Data mining is the process of applying open-ended computational methods to large scale datasets to discover new insights that may not be revealed through targeted smaller scale analyses. When the datasets used are bodies of text, this process is often termed text mining and can provide a complementary approach to traditional close readings of texts. Text and data mining (TDM) approaches can open up new areas of scholarly enquiry.
Before you start
Before you get started with TDM make sure that you:
- Understand and have considered any issues around copyright and licensing conditions for the content that you wish to use
- Understand and have considered any ethical concerns that might arise from your use of the content, particularly when linking datasets or working with sensitive information
- that you comply with data providers’ preferences for how to access their content
Further information about these considerations can be found on the step by step guide to text and data mining.
Library licensed data sources and tools
Text and data mining is permitted in a number of the databases that the Library provides access to for University staff and students. Check out the full list of databases available for text and data mining, including licence and access conditions, to see which might be useful for your project. Some data sources may require considerable time and work to apply for, access, and prepare the data before they are mining ready, so ensure that you factor this into your project timelines. Please note that Factiva doesn’t allow text and data mining.
University staff and students can access a few different tools that can be used to perform TDM on specific Library-subscribed content:
- Gale Digital Scholar Lab – The Digital Scholar Lab is a useful tool for analysing Gale Primary Sources content. No programming is required to use the Lab and it allows you to clean and standardise your content and perform several different TDM methods. External content can be uploaded to the Digital Scholar Lab for analysis, provided the content has a licence that allows for text mining.

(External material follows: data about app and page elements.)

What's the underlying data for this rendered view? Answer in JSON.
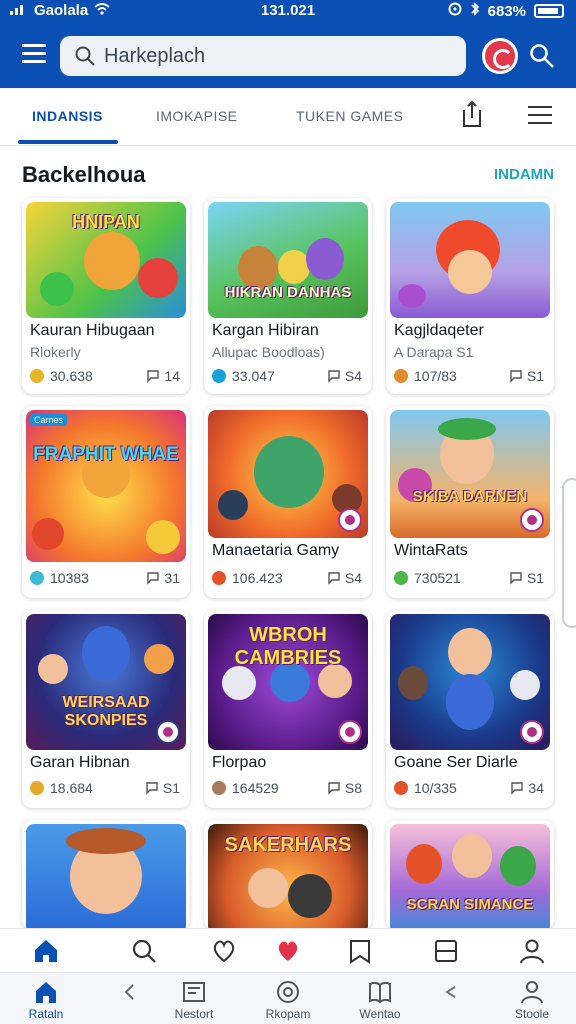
{
  "status_bar": {
    "carrier": "Gaolala",
    "time": "131.021",
    "battery": "683%"
  },
  "search": {
    "placeholder": "Harkeplach"
  },
  "tabs": [
    {
      "label": "INDANSIS",
      "active": true
    },
    {
      "label": "IMOKAPISE",
      "active": false
    },
    {
      "label": "TUKEN GAMES",
      "active": false
    }
  ],
  "section": {
    "title": "Backelhoua",
    "link": "INDAMN"
  },
  "cards": [
    {
      "art": "HNIPAN",
      "name": "Kauran Hibugaan",
      "sub": "Rlokerly",
      "count": "30.638",
      "comments": "14"
    },
    {
      "art": "HIKRAN DANHAS",
      "name": "Kargan Hibiran",
      "sub": "Allupac Boodloas)",
      "count": "33.047",
      "comments": "S4"
    },
    {
      "art": "",
      "name": "Kagjldaqeter",
      "sub": "A Darapa S1",
      "count": "107/83",
      "comments": "S1"
    },
    {
      "art": "FRAPHIT WHAE",
      "name": "",
      "sub": "",
      "count": "10383",
      "comments": "31",
      "tag": "Carnes"
    },
    {
      "art": "",
      "name": "Manaetaria Gamy",
      "sub": "",
      "count": "106.423",
      "comments": "S4"
    },
    {
      "art": "SKIBA DARNEN",
      "name": "WintaRats",
      "sub": "",
      "count": "730521",
      "comments": "S1"
    },
    {
      "art": "WEIRSAAD SKONPIES",
      "name": "Garan Hibnan",
      "sub": "",
      "count": "18.684",
      "comments": "S1"
    },
    {
      "art": "WBROH CAMBRIES",
      "name": "Florpao",
      "sub": "",
      "count": "164529",
      "comments": "S8"
    },
    {
      "art": "",
      "name": "Goane Ser Diarle",
      "sub": "",
      "count": "10/335",
      "comments": "34"
    },
    {
      "art": "",
      "name": "",
      "sub": "",
      "count": "",
      "comments": ""
    },
    {
      "art": "SAKERHARS",
      "name": "",
      "sub": "",
      "count": "",
      "comments": ""
    },
    {
      "art": "SCRAN SIMANCE",
      "name": "",
      "sub": "",
      "count": "",
      "comments": ""
    }
  ],
  "bottom_nav": [
    {
      "label": "Rataln",
      "icon": "home-icon",
      "active": true
    },
    {
      "label": "",
      "icon": "chevron-left-icon",
      "active": false
    },
    {
      "label": "Nestort",
      "icon": "news-icon",
      "active": false
    },
    {
      "label": "Rkopam",
      "icon": "circle-icon",
      "active": false
    },
    {
      "label": "Wentao",
      "icon": "book-icon",
      "active": false
    },
    {
      "label": "",
      "icon": "arrow-left-icon",
      "active": false
    },
    {
      "label": "Stoole",
      "icon": "profile-icon",
      "active": false
    }
  ],
  "colors": {
    "primary": "#0a4fb3",
    "accent": "#1fa6b8",
    "badge": "#b03087"
  }
}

- ProQuest Text and Data Mining Studio – The Studio allows you to mine a wealth of ProQuest content, including newspapers, magazines, journals and books. The Studio has two interfaces. The Studio Workbench allows you to use R or Python to analyse up to two million documents and is best suited to researchers who have some coding experience and want to conduct large scale analysis of texts. The Studio Visualizations interface allows you to analyse a smaller subset of content using pre-built text mining tools, so it doesn’t require coding experience and is best suited to researchers and students new to text mining, or teaching staff wanting to introduce text mining to their students.
Help with TDM
Get started by checking out the step by step guide to text and data mining.
The Library can support you with:
- Understanding text and data mining concepts
- Finding out which library licensed data sources can be mined
- Advice on forming a search strategy for corpora creation
- Using the Gale Digital Scholar Lab and ProQuest TDM Studio
- Teaching a class on text and data mining concepts or tools subscribed to by the Library (e.g. Gale Digital Scholar Lab and ProQuest TDM Studio). Use our TDM session request form to set up a session for your Unit of Study
Contact your Academic Liaison Librarian or email email@example.com for assistance.
Sydney Informatics Hub
Sydney Informatics Hub provide free introductory to advanced training courses, including courses on programming and collecting web data for research. You can see all training courses available from the Sydney Informatics Hub on their website.